who was getting ready to leave for the weekend who 
agreed to pick up her purse and put her lab coat back on
to give me an eye exam that was overdue so I could get 
new contacts. I had my last pair in, needed more for tomorrow
and could not get any because I was overdue for seeing the doctor.
After the assistant explained my dilemma she saw me and I could
not thank her enough. She said,
"I would hope someone would do this for me if my Mother
were dying." Another cry session.
There are the random visits and texts from so many friends
and family members, all reaching out to help in any way, to
visit, sit do whatever we may need.
There was the text from my dear, Celeste, offering
to bring spaghetti her hubby had cooked to the ICU
waiting room so I could eat. I turned down her offer
because there were about 20 of us that night to see Mom
but the thought of me in our time of need, touched me deeply.
So many things, so many people, so many random acts of kindness.
None go unnoticed and I thank you all, each one of you
for it all.
I will end with yet another RAK,
I awaken this morning to drink coffee in my home
and as I check facebook I see a private message from another 
dear friend, Crystal and this beautiful poem brings me 
back to a tearful morning overflowing with love for all
my friends and family:
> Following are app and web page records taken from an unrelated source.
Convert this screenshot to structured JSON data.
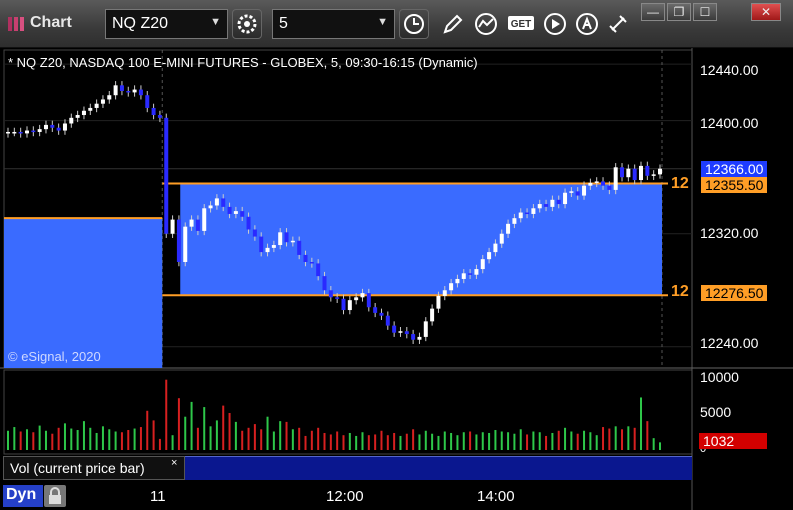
{
  "window": {
    "title": "Chart",
    "symbol_value": "NQ Z20",
    "interval_value": "5",
    "controls": {
      "minimize": "—",
      "restore": "❐",
      "maximize": "☐",
      "close": "✕"
    }
  },
  "toolbar_icons": [
    "settings-gear-icon",
    "clock-icon",
    "pencil-icon",
    "study-icon",
    "get-icon",
    "play-icon",
    "alert-icon",
    "link-icon"
  ],
  "colors": {
    "up_candle": "#ffffff",
    "down_candle": "#2a2aff",
    "range_fill": "#3a6bff",
    "range_line": "#ff9e26",
    "volume_up": "#2ec84a",
    "volume_down": "#d82020",
    "current_price": "#1e3cff"
  },
  "chart": {
    "header": "* NQ Z20, NASDAQ 100 E-MINI FUTURES - GLOBEX, 5, 09:30-16:15 (Dynamic)",
    "copyright": "© eSignal, 2020",
    "current_price": "12366.00",
    "range_high": "12355.50",
    "range_low": "12276.50",
    "range_marker": "12",
    "price_axis_labels": [
      "12440.00",
      "12400.00",
      "12320.00",
      "12240.00"
    ],
    "volume_axis_labels": [
      "10000",
      "5000",
      "0"
    ],
    "volume_value": "1032",
    "volume_legend": "Vol (current price bar)",
    "volume_close": "×",
    "mode_badge": "Dyn",
    "time_labels": [
      "11",
      "12:00",
      "14:00"
    ]
  },
  "chart_data": {
    "type": "candlestick",
    "price_axis": {
      "ylim": [
        12225,
        12450
      ],
      "ticks": [
        12240,
        12320,
        12400,
        12440
      ]
    },
    "volume_axis": {
      "ylim": [
        0,
        10000
      ],
      "ticks": [
        0,
        5000,
        10000
      ]
    },
    "opening_range": {
      "high": 12355.5,
      "low": 12276.5
    },
    "prior_session_range": {
      "high": 12331
    },
    "current_price": 12366.0,
    "current_volume": 1032,
    "closes": [
      12392,
      12392,
      12391,
      12393,
      12392,
      12394,
      12397,
      12395,
      12393,
      12398,
      12402,
      12404,
      12407,
      12409,
      12412,
      12415,
      12418,
      12425,
      12421,
      12420,
      12422,
      12418,
      12409,
      12404,
      12402,
      12320,
      12330,
      12300,
      12325,
      12330,
      12322,
      12338,
      12340,
      12345,
      12339,
      12334,
      12336,
      12332,
      12323,
      12318,
      12307,
      12310,
      12312,
      12321,
      12314,
      12315,
      12305,
      12300,
      12299,
      12290,
      12280,
      12275,
      12274,
      12266,
      12273,
      12275,
      12278,
      12268,
      12264,
      12262,
      12255,
      12250,
      12251,
      12249,
      12245,
      12247,
      12258,
      12267,
      12276,
      12280,
      12285,
      12288,
      12292,
      12291,
      12295,
      12302,
      12307,
      12313,
      12320,
      12327,
      12331,
      12335,
      12334,
      12338,
      12341,
      12339,
      12344,
      12341,
      12349,
      12350,
      12347,
      12354,
      12356,
      12357,
      12354,
      12351,
      12367,
      12360,
      12366,
      12358,
      12368,
      12361,
      12362,
      12366
    ],
    "volumes": [
      2600,
      3100,
      2500,
      2800,
      2400,
      3300,
      2600,
      2200,
      3000,
      3600,
      2900,
      2700,
      3900,
      3000,
      2300,
      3200,
      2800,
      2500,
      2400,
      2700,
      2900,
      3100,
      5300,
      4000,
      1500,
      9500,
      2000,
      7000,
      4500,
      6500,
      3000,
      5800,
      3200,
      4000,
      6000,
      5000,
      3800,
      2600,
      3000,
      3500,
      2800,
      4500,
      2500,
      3900,
      3800,
      2800,
      3000,
      1900,
      2600,
      3000,
      2300,
      2100,
      2500,
      2000,
      2300,
      1900,
      2400,
      2000,
      2100,
      2600,
      2000,
      2300,
      1900,
      2200,
      2800,
      2100,
      2600,
      2200,
      1900,
      2500,
      2300,
      2000,
      2400,
      2500,
      2100,
      2400,
      2300,
      2700,
      2500,
      2400,
      2200,
      2800,
      2100,
      2500,
      2400,
      1900,
      2300,
      2600,
      3000,
      2500,
      2200,
      2600,
      2400,
      2000,
      3100,
      2900,
      3200,
      2800,
      3200,
      3000,
      7100,
      3900,
      1600,
      1032
    ]
  }
}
"My dear girl, the day you see I’m getting old, I ask you to please be patient, but most of all, try to understand what I’m going through.
If when we talk, I repeat the same thing a thousand times, don’t interrupt to say: “You said the same thing a minute ago”... Just listen, please. Try to remember the times when you were little and I would read the same st
ory night after night until you would fall asleep.
When I don’t want to take a bath, don’t be mad and don’t embarrass me. Remember when I had to run after you making excuses and trying to get you to take a shower when you were just a girl?
When you see how ignorant I am when it comes to new technology, give me the time to learn and don’t look at me that way... remember, honey, I patiently taught you how to do many things like eating appropriately, getting dressed, combing your hair and dealing with life’s issues every day... the day you see I’m getting old, I ask you to please be patient, but most of all, try to understand what I’m going through.
If I occasionally lose track of what we’re talking about, give me the time to remember, and if I can’t, don’t be nervous, impatient or arrogant. Just know in your heart that the most important thing for me is to be with you.
And when my old, tired legs don’t let me move as quickly as before, give me your hand the same way that I offered mine to you when you first walked.
When those days come, don’t feel sad... just be with me, and understand me while I get to the end of my life with love.
I’ll cherish and thank you for the gift of time and joy we shared. With a big smile and the huge love I’ve always had for you, I just want to say, I love you... my darling daughter."
This says it all, again, thanks to each and every one of you
who have thought, prayed, did for any and all of us in our
time of need. None are overlooked or not appreciated.
Love to all from myself and my siblings and of course,
my beautiful Mommy.

1 comment:

  1. Praying, praying, praying for Mommie and all of you!!! Hugs and kisses!